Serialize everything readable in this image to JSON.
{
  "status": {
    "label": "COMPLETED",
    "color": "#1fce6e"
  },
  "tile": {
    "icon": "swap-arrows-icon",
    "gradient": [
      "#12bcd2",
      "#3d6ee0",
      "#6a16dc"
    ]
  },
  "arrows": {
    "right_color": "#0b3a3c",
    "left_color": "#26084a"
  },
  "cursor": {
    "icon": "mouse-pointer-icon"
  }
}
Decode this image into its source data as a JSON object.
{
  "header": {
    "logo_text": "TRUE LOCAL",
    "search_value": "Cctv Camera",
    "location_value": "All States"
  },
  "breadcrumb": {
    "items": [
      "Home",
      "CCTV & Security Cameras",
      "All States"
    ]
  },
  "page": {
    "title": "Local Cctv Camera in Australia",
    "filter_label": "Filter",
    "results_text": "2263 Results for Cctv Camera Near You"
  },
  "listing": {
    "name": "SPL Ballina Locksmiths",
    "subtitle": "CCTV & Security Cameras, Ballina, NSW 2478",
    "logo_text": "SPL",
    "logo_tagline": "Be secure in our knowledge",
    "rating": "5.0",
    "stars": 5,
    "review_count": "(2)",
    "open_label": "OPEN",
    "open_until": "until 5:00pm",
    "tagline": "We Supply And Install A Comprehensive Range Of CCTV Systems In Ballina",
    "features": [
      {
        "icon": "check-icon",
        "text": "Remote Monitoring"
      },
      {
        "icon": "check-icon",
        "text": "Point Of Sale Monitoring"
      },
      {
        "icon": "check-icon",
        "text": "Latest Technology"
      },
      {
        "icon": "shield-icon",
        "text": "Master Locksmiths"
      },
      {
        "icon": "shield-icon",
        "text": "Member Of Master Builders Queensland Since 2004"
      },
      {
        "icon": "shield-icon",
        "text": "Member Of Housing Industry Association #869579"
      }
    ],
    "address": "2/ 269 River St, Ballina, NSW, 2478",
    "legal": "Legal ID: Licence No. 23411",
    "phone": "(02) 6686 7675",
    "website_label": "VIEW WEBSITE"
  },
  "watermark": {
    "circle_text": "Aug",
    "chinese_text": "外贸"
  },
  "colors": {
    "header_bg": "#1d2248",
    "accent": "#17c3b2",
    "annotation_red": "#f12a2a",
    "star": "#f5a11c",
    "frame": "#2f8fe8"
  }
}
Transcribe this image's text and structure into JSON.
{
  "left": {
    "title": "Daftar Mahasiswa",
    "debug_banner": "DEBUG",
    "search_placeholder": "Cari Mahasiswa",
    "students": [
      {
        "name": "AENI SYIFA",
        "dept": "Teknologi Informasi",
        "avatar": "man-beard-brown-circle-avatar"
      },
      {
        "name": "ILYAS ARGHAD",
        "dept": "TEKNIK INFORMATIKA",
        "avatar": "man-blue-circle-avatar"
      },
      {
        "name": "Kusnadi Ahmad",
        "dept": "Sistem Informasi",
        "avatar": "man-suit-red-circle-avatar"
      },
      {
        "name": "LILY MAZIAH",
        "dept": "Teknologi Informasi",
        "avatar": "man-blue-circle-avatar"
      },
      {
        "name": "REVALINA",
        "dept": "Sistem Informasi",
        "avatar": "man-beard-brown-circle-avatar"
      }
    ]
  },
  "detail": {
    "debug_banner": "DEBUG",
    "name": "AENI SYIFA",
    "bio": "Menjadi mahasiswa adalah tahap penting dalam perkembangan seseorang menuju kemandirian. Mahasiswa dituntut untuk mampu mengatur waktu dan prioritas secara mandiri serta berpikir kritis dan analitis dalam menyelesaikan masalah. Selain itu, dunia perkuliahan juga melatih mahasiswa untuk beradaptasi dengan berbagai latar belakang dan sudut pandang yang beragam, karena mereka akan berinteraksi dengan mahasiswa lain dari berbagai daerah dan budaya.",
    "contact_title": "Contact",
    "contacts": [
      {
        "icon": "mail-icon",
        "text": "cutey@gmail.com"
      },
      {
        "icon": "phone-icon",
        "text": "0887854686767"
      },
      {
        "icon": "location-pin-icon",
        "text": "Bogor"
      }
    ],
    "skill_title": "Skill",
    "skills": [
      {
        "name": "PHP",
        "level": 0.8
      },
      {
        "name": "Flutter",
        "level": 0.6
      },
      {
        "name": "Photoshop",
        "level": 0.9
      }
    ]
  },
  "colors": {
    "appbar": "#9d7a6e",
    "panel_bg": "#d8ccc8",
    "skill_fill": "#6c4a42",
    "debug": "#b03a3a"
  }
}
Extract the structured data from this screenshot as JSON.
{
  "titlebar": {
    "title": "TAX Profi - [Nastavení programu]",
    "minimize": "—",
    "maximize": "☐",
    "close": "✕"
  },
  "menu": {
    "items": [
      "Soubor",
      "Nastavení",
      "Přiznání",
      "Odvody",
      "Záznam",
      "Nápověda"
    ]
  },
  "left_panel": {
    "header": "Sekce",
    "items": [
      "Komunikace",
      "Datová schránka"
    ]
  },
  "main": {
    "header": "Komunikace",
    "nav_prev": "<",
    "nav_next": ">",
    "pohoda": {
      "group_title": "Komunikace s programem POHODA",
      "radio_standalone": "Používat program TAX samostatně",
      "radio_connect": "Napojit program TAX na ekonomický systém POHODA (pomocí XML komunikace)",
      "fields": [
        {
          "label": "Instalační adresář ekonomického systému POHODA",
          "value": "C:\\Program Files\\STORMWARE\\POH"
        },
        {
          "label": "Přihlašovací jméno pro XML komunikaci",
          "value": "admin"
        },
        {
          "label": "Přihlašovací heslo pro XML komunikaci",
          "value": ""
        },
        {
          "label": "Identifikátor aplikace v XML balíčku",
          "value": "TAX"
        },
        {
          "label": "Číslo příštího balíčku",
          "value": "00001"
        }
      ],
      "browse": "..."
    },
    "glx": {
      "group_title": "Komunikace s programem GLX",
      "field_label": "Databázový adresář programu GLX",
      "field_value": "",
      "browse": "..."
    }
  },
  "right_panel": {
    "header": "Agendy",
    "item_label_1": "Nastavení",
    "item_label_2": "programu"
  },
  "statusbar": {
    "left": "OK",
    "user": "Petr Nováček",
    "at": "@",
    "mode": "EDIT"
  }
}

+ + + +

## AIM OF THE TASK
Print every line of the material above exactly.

## PROBLEM SOLUTION
Serialize everything readable in this image to JSON.
{
  "status": {
    "label": "COMPLETED",
    "color": "#1fce6e"
  },
  "tile": {
    "icon": "swap-arrows-icon",
    "gradient": [
      "#12bcd2",
      "#3d6ee0",
      "#6a16dc"
    ]
  },
  "arrows": {
    "right_color": "#0b3a3c",
    "left_color": "#26084a"
  },
  "cursor": {
    "icon": "mouse-pointer-icon"
  }
}
Decode this image into its source data as a JSON object.
{
  "header": {
    "logo_text": "TRUE LOCAL",
    "search_value": "Cctv Camera",
    "location_value": "All States"
  },
  "breadcrumb": {
    "items": [
      "Home",
      "CCTV & Security Cameras",
      "All States"
    ]
  },
  "page": {
    "title": "Local Cctv Camera in Australia",
    "filter_label": "Filter",
    "results_text": "2263 Results for Cctv Camera Near You"
  },
  "listing": {
    "name": "SPL Ballina Locksmiths",
    "subtitle": "CCTV & Security Cameras, Ballina, NSW 2478",
    "logo_text": "SPL",
    "logo_tagline": "Be secure in our knowledge",
    "rating": "5.0",
    "stars": 5,
    "review_count": "(2)",
    "open_label": "OPEN",
    "open_until": "until 5:00pm",
    "tagline": "We Supply And Install A Comprehensive Range Of CCTV Systems In Ballina",
    "features": [
      {
        "icon": "check-icon",
        "text": "Remote Monitoring"
      },
      {
        "icon": "check-icon",
        "text": "Point Of Sale Monitoring"
      },
      {
        "icon": "check-icon",
        "text": "Latest Technology"
      },
      {
        "icon": "shield-icon",
        "text": "Master Locksmiths"
      },
      {
        "icon": "shield-icon",
        "text": "Member Of Master Builders Queensland Since 2004"
      },
      {
        "icon": "shield-icon",
        "text": "Member Of Housing Industry Association #869579"
      }
    ],
    "address": "2/ 269 River St, Ballina, NSW, 2478",
    "legal": "Legal ID: Licence No. 23411",
    "phone": "(02) 6686 7675",
    "website_label": "VIEW WEBSITE"
  },
  "watermark": {
    "circle_text": "Aug",
    "chinese_text": "外贸"
  },
  "colors": {
    "header_bg": "#1d2248",
    "accent": "#17c3b2",
    "annotation_red": "#f12a2a",
    "star": "#f5a11c",
    "frame": "#2f8fe8"
  }
}
Transcribe this image's text and structure into JSON.
{
  "left": {
    "title": "Daftar Mahasiswa",
    "debug_banner": "DEBUG",
    "search_placeholder": "Cari Mahasiswa",
    "students": [
      {
        "name": "AENI SYIFA",
        "dept": "Teknologi Informasi",
        "avatar": "man-beard-brown-circle-avatar"
      },
      {
        "name": "ILYAS ARGHAD",
        "dept": "TEKNIK INFORMATIKA",
        "avatar": "man-blue-circle-avatar"
      },
      {
        "name": "Kusnadi Ahmad",
        "dept": "Sistem Informasi",
        "avatar": "man-suit-red-circle-avatar"
      },
      {
        "name": "LILY MAZIAH",
        "dept": "Teknologi Informasi",
        "avatar": "man-blue-circle-avatar"
      },
      {
        "name": "REVALINA",
        "dept": "Sistem Informasi",
        "avatar": "man-beard-brown-circle-avatar"
      }
    ]
  },
  "detail": {
    "debug_banner": "DEBUG",
    "name": "AENI SYIFA",
    "bio": "Menjadi mahasiswa adalah tahap penting dalam perkembangan seseorang menuju kemandirian. Mahasiswa dituntut untuk mampu mengatur waktu dan prioritas secara mandiri serta berpikir kritis dan analitis dalam menyelesaikan masalah. Selain itu, dunia perkuliahan juga melatih mahasiswa untuk beradaptasi dengan berbagai latar belakang dan sudut pandang yang beragam, karena mereka akan berinteraksi dengan mahasiswa lain dari berbagai daerah dan budaya.",
    "contact_title": "Contact",
    "contacts": [
      {
        "icon": "mail-icon",
        "text": "cutey@gmail.com"
      },
      {
        "icon": "phone-icon",
        "text": "0887854686767"
      },
      {
        "icon": "location-pin-icon",
        "text": "Bogor"
      }
    ],
    "skill_title": "Skill",
    "skills": [
      {
        "name": "PHP",
        "level": 0.8
      },
      {
        "name": "Flutter",
        "level": 0.6
      },
      {
        "name": "Photoshop",
        "level": 0.9
      }
    ]
  },
  "colors": {
    "appbar": "#9d7a6e",
    "panel_bg": "#d8ccc8",
    "skill_fill": "#6c4a42",
    "debug": "#b03a3a"
  }
}
Extract the structured data from this screenshot as JSON.
{
  "titlebar": {
    "title": "TAX Profi - [Nastavení programu]",
    "minimize": "—",
    "maximize": "☐",
    "close": "✕"
  },
  "menu": {
    "items": [
      "Soubor",
      "Nastavení",
      "Přiznání",
      "Odvody",
      "Záznam",
      "Nápověda"
    ]
  },
  "left_panel": {
    "header": "Sekce",
    "items": [
      "Komunikace",
      "Datová schránka"
    ]
  },
  "main": {
    "header": "Komunikace",
    "nav_prev": "<",
    "nav_next": ">",
    "pohoda": {
      "group_title": "Komunikace s programem POHODA",
      "radio_standalone": "Používat program TAX samostatně",
      "radio_connect": "Napojit program TAX na ekonomický systém POHODA (pomocí XML komunikace)",
      "fields": [
        {
          "label": "Instalační adresář ekonomického systému POHODA",
          "value": "C:\\Program Files\\STORMWARE\\POH"
        },
        {
          "label": "Přihlašovací jméno pro XML komunikaci",
          "value": "admin"
        },
        {
          "label": "Přihlašovací heslo pro XML komunikaci",
          "value": ""
        },
        {
          "label": "Identifikátor aplikace v XML balíčku",
          "value": "TAX"
        },
        {
          "label": "Číslo příštího balíčku",
          "value": "00001"
        }
      ],
      "browse": "..."
    },
    "glx": {
      "group_title": "Komunikace s programem GLX",
      "field_label": "Databázový adresář programu GLX",
      "field_value": "",
      "browse": "..."
    }
  },
  "right_panel": {
    "header": "Agendy",
    "item_label_1": "Nastavení",
    "item_label_2": "programu"
  },
  "statusbar": {
    "left": "OK",
    "user": "Petr Nováček",
    "at": "@",
    "mode": "EDIT"
  }
}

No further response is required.